• DATA SECTION
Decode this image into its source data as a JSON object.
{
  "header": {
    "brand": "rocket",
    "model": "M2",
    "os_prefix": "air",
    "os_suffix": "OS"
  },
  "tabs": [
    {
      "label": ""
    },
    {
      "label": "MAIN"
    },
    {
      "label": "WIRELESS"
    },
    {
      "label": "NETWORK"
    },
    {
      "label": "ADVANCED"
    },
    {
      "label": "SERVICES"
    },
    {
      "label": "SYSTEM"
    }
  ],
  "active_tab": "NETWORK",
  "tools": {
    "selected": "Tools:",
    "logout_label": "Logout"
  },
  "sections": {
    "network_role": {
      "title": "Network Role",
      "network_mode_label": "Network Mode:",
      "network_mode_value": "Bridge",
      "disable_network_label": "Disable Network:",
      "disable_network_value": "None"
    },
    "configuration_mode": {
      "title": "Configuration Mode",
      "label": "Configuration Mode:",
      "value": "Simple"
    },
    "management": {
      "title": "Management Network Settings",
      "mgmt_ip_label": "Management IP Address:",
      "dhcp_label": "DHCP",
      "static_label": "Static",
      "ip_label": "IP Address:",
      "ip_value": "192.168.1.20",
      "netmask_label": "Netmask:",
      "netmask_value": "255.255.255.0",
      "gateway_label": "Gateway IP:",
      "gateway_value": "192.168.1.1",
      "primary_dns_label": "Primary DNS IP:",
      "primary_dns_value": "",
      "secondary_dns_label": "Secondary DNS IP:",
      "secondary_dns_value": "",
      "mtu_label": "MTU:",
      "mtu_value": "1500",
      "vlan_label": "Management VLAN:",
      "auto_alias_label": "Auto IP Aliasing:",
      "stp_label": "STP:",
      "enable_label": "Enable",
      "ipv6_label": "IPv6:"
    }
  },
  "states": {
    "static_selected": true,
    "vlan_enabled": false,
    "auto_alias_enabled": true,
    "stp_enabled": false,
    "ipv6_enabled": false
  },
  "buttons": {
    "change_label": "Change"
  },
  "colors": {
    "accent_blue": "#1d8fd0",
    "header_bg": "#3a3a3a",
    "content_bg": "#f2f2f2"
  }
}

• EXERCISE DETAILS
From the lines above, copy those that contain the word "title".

• RESPONSE
      "title": "Network Role",
      "title": "Configuration Mode",
      "title": "Management Network Settings",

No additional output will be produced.